The Literary Journalism program is unlike any other undergraduate degree in the country. The major teaches the art of writing nonfiction prose that surpasses the limits of daily news writing. We were taught how to ethically expand our reporting and writing to create immersive stories; always with a generous word count. We took reporting classes where we wrote newspaper style articles, but our most intensive classes focused on longform writing. I studied a variety of subjects and styles including magazine, features, fashion, travel, profiles, personal essays, reconstruction and narrative. I am confident in saying that after completing the program my writing, research and critical thinking skills have improved greatly.
The works we were exposed to shaped the way I think about nonfiction and writing in general. The authors took real events, people and facts and crafted them into stories that could be read as effortlessly as novels. I was fortunate enough to learn from some of the greatest reporters and writers in this industry. Barry Siegel, Amy Wilentz, Miles Corwin and Amy Depaul were always kind, wise and supportive. I learned different yet equally invaluable skills from each of them. I was pushed out of my comfort zone more times than I would like to admit and I was challenged every single day. When I first started researching the program, I found very little information online. I hope that by sharing my experience, anyone who is interested in the program will hear first hand what an amazing opportunity the Literary Journalism program at U.C.I. is. I wholeheartedly recommend the Literary Journalism program to anyone who wants to pursue a career in nonfiction writing. For more information about the program visit the department’s website here.
The Everygirl.com is a one-stop shop for busy women. From fashion and beauty advice to interviews with inspiring women to intimate personal essays, this site has it all. Here are the stories I've contributed to this amazing site.
AT Media reaches 14 million unique visitors every month. I have contributed articles on a variety of lifestyle topics to ApartmentTherapy.com.
Create & Cultivate has inspired thousands of women through their conferences, resources, and blog which I’ve contributed to.
Career Girl Daily is a British publication that focuses on advice that every working girl needs to know.
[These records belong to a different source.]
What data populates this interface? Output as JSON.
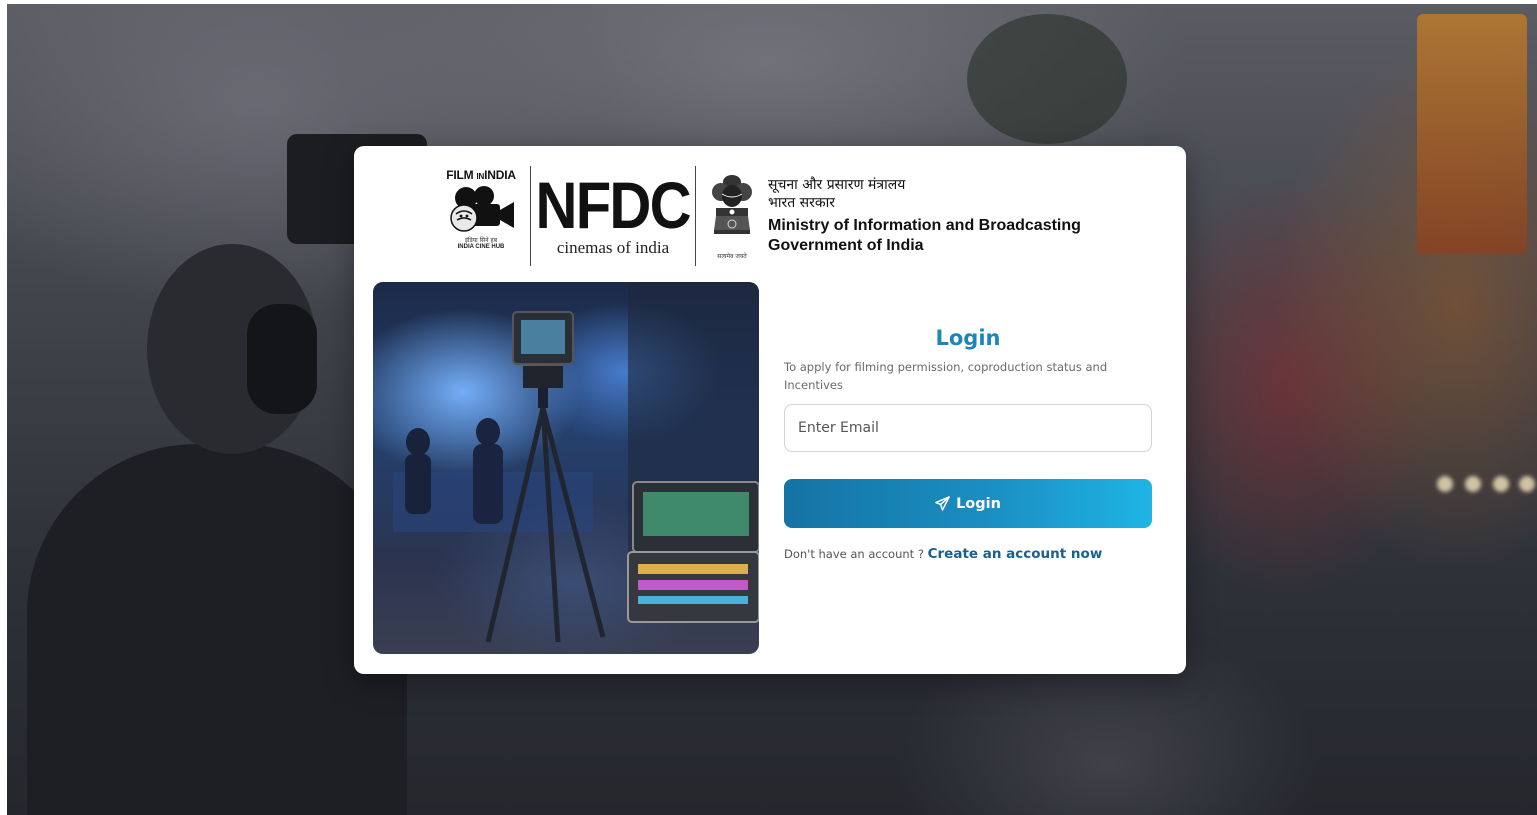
{
  "header": {
    "film_logo": {
      "title_main": "FILM",
      "title_small": "IN",
      "title_end": "INDIA",
      "hindi_line": "इंडिया सिने हब",
      "sub_line": "INDIA CINE HUB"
    },
    "nfdc_logo": {
      "mark": "NFDC",
      "tagline": "cinemas of india"
    },
    "emblem": {
      "motto": "सत्यमेव जयते"
    },
    "ministry": {
      "hindi_line1": "सूचना और प्रसारण मंत्रालय",
      "hindi_line2": "भारत सरकार",
      "english_line1": "Ministry of Information and Broadcasting",
      "english_line2": "Government of India"
    }
  },
  "login": {
    "title": "Login",
    "subtitle": "To apply for filming permission, coproduction status and Incentives",
    "email_placeholder": "Enter Email",
    "email_value": "",
    "button_label": "Login",
    "button_icon": "send-icon",
    "signup_prompt": "Don't have an account ?",
    "signup_link": "Create an account now"
  },
  "colors": {
    "accent": "#1b86b8",
    "button_start": "#1474a4",
    "button_end": "#1fb4e4",
    "link": "#17618f"
  }
}
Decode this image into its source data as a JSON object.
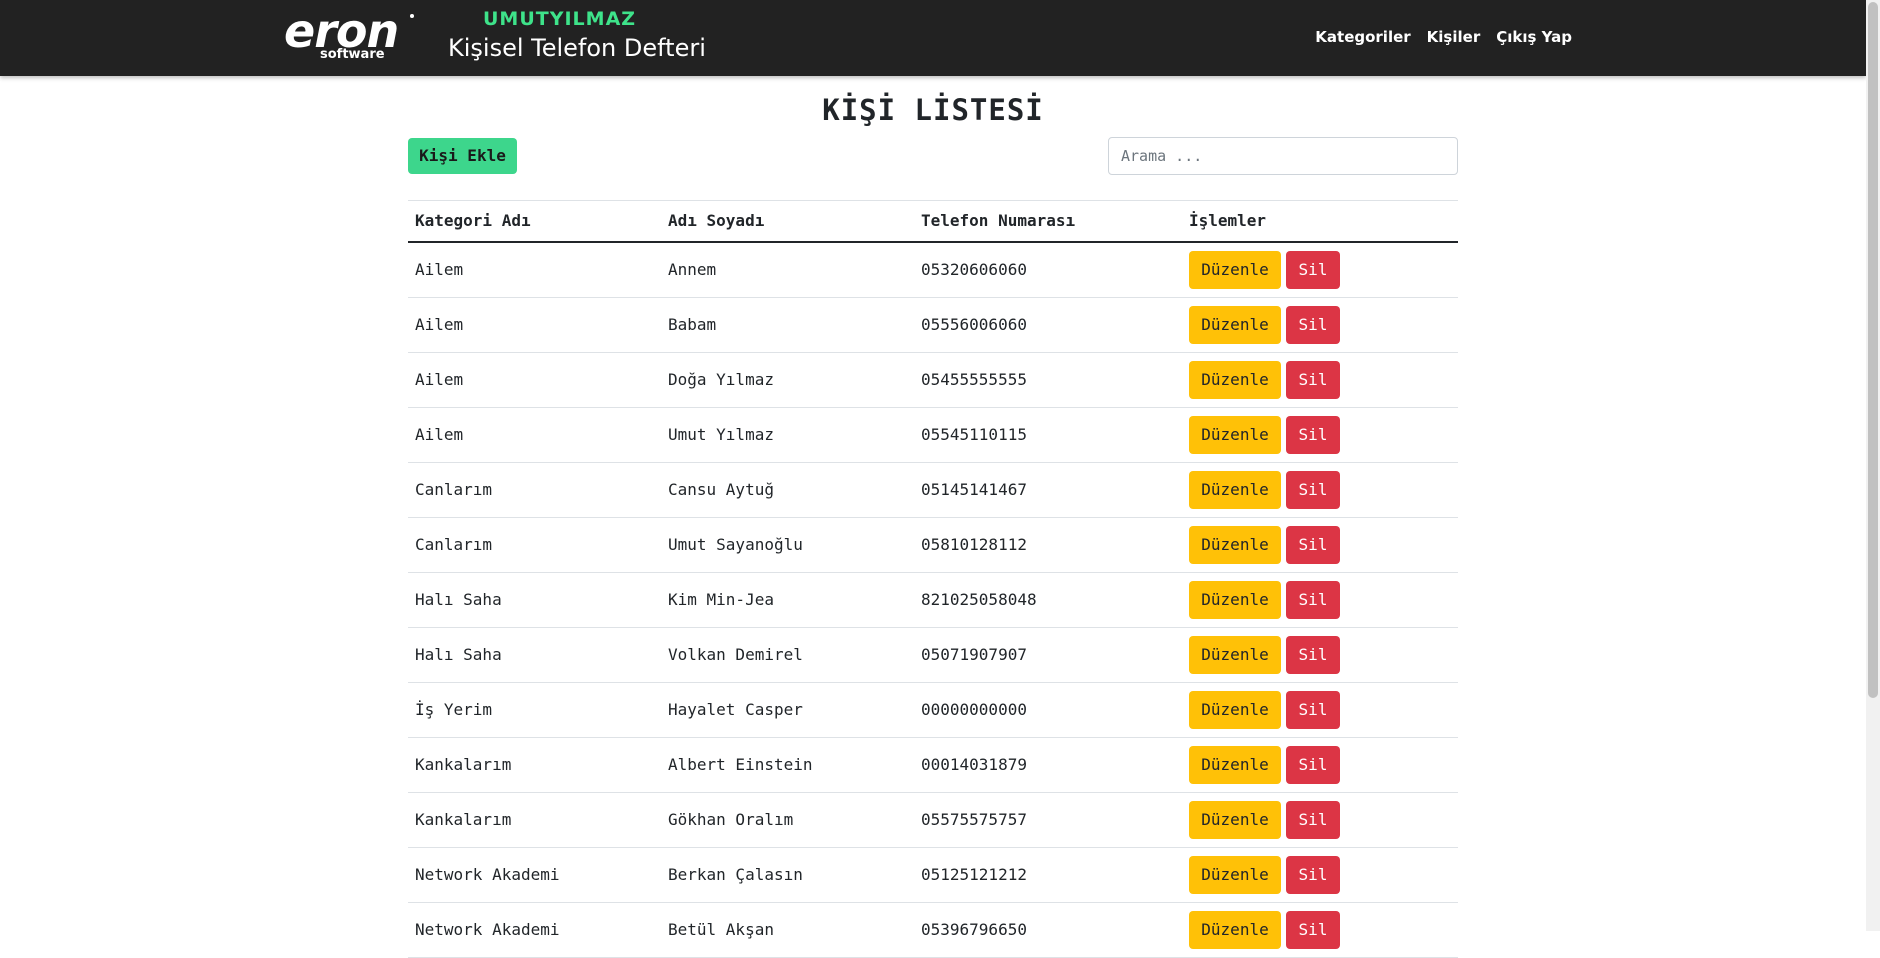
{
  "navbar": {
    "logo_word": "eron",
    "logo_sub": "software",
    "tagline_name": "UMUTYILMAZ",
    "tagline_title": "Kişisel Telefon Defteri",
    "links": [
      "Kategoriler",
      "Kişiler",
      "Çıkış Yap"
    ]
  },
  "page": {
    "title": "KİŞİ LİSTESİ",
    "add_button": "Kişi Ekle",
    "search_placeholder": "Arama ...",
    "search_value": ""
  },
  "table": {
    "headers": [
      "Kategori Adı",
      "Adı Soyadı",
      "Telefon Numarası",
      "İşlemler"
    ],
    "edit_label": "Düzenle",
    "delete_label": "Sil",
    "rows": [
      {
        "category": "Ailem",
        "name": "Annem",
        "phone": "05320606060"
      },
      {
        "category": "Ailem",
        "name": "Babam",
        "phone": "05556006060"
      },
      {
        "category": "Ailem",
        "name": "Doğa Yılmaz",
        "phone": "05455555555"
      },
      {
        "category": "Ailem",
        "name": "Umut Yılmaz",
        "phone": "05545110115"
      },
      {
        "category": "Canlarım",
        "name": "Cansu Aytuğ",
        "phone": "05145141467"
      },
      {
        "category": "Canlarım",
        "name": "Umut Sayanoğlu",
        "phone": "05810128112"
      },
      {
        "category": "Halı Saha",
        "name": "Kim Min-Jea",
        "phone": "821025058048"
      },
      {
        "category": "Halı Saha",
        "name": "Volkan Demirel",
        "phone": "05071907907"
      },
      {
        "category": "İş Yerim",
        "name": "Hayalet Casper",
        "phone": "00000000000"
      },
      {
        "category": "Kankalarım",
        "name": "Albert Einstein",
        "phone": "00014031879"
      },
      {
        "category": "Kankalarım",
        "name": "Gökhan Oralım",
        "phone": "05575575757"
      },
      {
        "category": "Network Akademi",
        "name": "Berkan Çalasın",
        "phone": "05125121212"
      },
      {
        "category": "Network Akademi",
        "name": "Betül Akşan",
        "phone": "05396796650"
      }
    ]
  },
  "colors": {
    "navbar_bg": "#222222",
    "accent_green": "#3dd68c",
    "edit_yellow": "#ffc107",
    "delete_red": "#dc3545"
  }
}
Alongside my former role as Marketing Manager at Career Contessa, I contributed articles to their career, money and life advice blog.
A variety of stories on beauty, health, and wellness that I wrote for Byrdie.com.